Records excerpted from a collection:
= Beginning of Section =
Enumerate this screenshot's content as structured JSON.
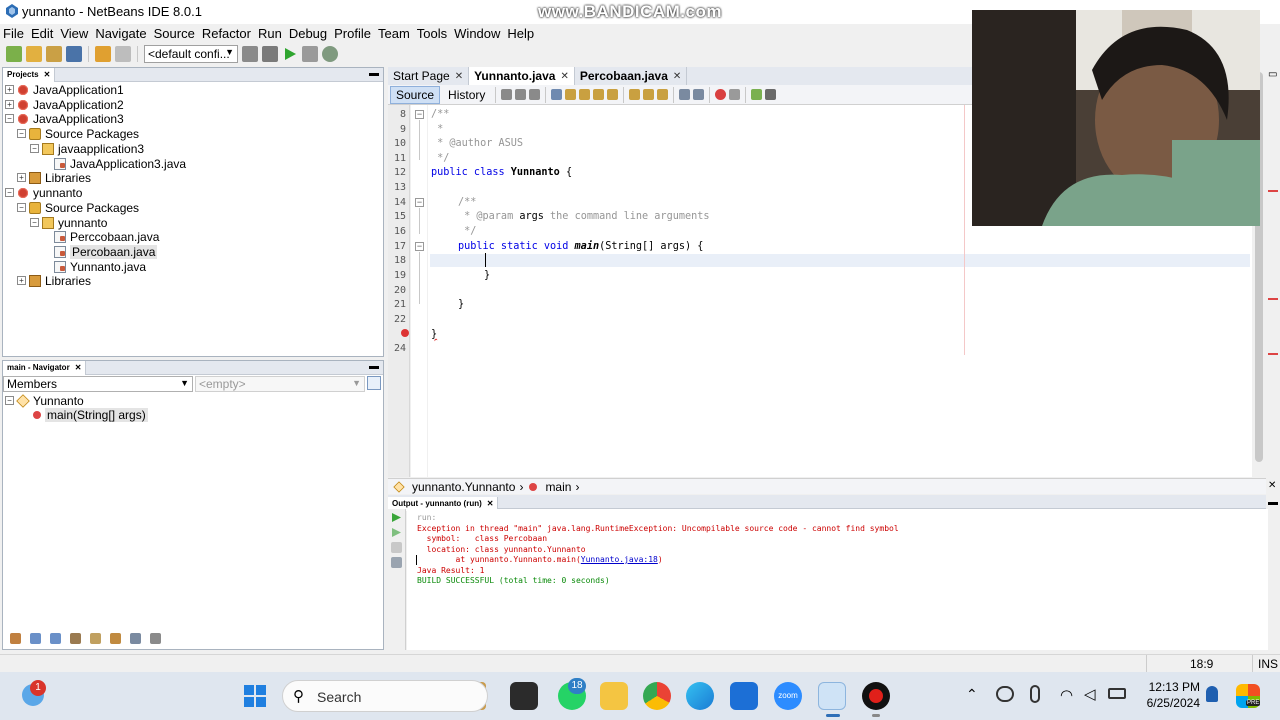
{
  "window": {
    "title": "yunnanto - NetBeans IDE 8.0.1",
    "watermark": "www.BANDICAM.com"
  },
  "menu": [
    "File",
    "Edit",
    "View",
    "Navigate",
    "Source",
    "Refactor",
    "Run",
    "Debug",
    "Profile",
    "Team",
    "Tools",
    "Window",
    "Help"
  ],
  "toolbar": {
    "config": "<default confi..."
  },
  "projects": {
    "tab": "Projects",
    "tree": [
      {
        "label": "JavaApplication1"
      },
      {
        "label": "JavaApplication2"
      },
      {
        "label": "JavaApplication3"
      },
      {
        "label": "Source Packages"
      },
      {
        "label": "javaapplication3"
      },
      {
        "label": "JavaApplication3.java"
      },
      {
        "label": "Libraries"
      },
      {
        "label": "yunnanto"
      },
      {
        "label": "Source Packages"
      },
      {
        "label": "yunnanto"
      },
      {
        "label": "Perccobaan.java"
      },
      {
        "label": "Percobaan.java"
      },
      {
        "label": "Yunnanto.java"
      },
      {
        "label": "Libraries"
      }
    ]
  },
  "navigator": {
    "tab": "main - Navigator",
    "filter": "Members",
    "empty": "<empty>",
    "class": "Yunnanto",
    "method": "main(String[] args)"
  },
  "editor": {
    "tabs": [
      "Start Page",
      "Yunnanto.java",
      "Percobaan.java"
    ],
    "source_label": "Source",
    "history_label": "History",
    "line_numbers": [
      "8",
      "9",
      "10",
      "11",
      "12",
      "13",
      "14",
      "15",
      "16",
      "17",
      "18",
      "19",
      "20",
      "21",
      "22",
      "24"
    ],
    "code": {
      "l8": "/**",
      "l9": " *",
      "l10": " * @author ASUS",
      "l11": " */",
      "l12a": "public class",
      "l12b": "Yunnanto",
      "l12c": "{",
      "l14": "/**",
      "l15a": " * @param",
      "l15b": "args",
      "l15c": "the command line arguments",
      "l16": " */",
      "l17a": "public static void",
      "l17b": "main",
      "l17c": "(String[] args) {",
      "l19": "}",
      "l21": "}",
      "l23": "}"
    }
  },
  "breadcrumb": {
    "class": "yunnanto.Yunnanto",
    "method": "main"
  },
  "output": {
    "tab": "Output - yunnanto (run)",
    "lines": {
      "run": "run:",
      "exception": "Exception in thread \"main\" java.lang.RuntimeException: Uncompilable source code - cannot find symbol",
      "symbol": "  symbol:   class Percobaan",
      "location": "  location: class yunnanto.Yunnanto",
      "at_prefix": "        at yunnanto.Yunnanto.main(",
      "at_link": "Yunnanto.java:18",
      "at_suffix": ")",
      "result": "Java Result: 1",
      "build": "BUILD SUCCESSFUL (total time: 0 seconds)"
    }
  },
  "status": {
    "position": "18:9",
    "mode": "INS"
  },
  "taskbar": {
    "search": "Search",
    "notif_badge": "1",
    "whatsapp_badge": "18",
    "zoom_label": "zoom",
    "time": "12:13 PM",
    "date": "6/25/2024",
    "pre_label": "PRE"
  },
  "colors": {
    "accent": "#2f6fb7",
    "error": "#cc0000",
    "success": "#0a8a0a"
  }
}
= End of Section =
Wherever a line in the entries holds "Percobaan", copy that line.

        "label": "Percobaan.java"
      "Percobaan.java"
      "symbol": "  symbol:   class Percobaan",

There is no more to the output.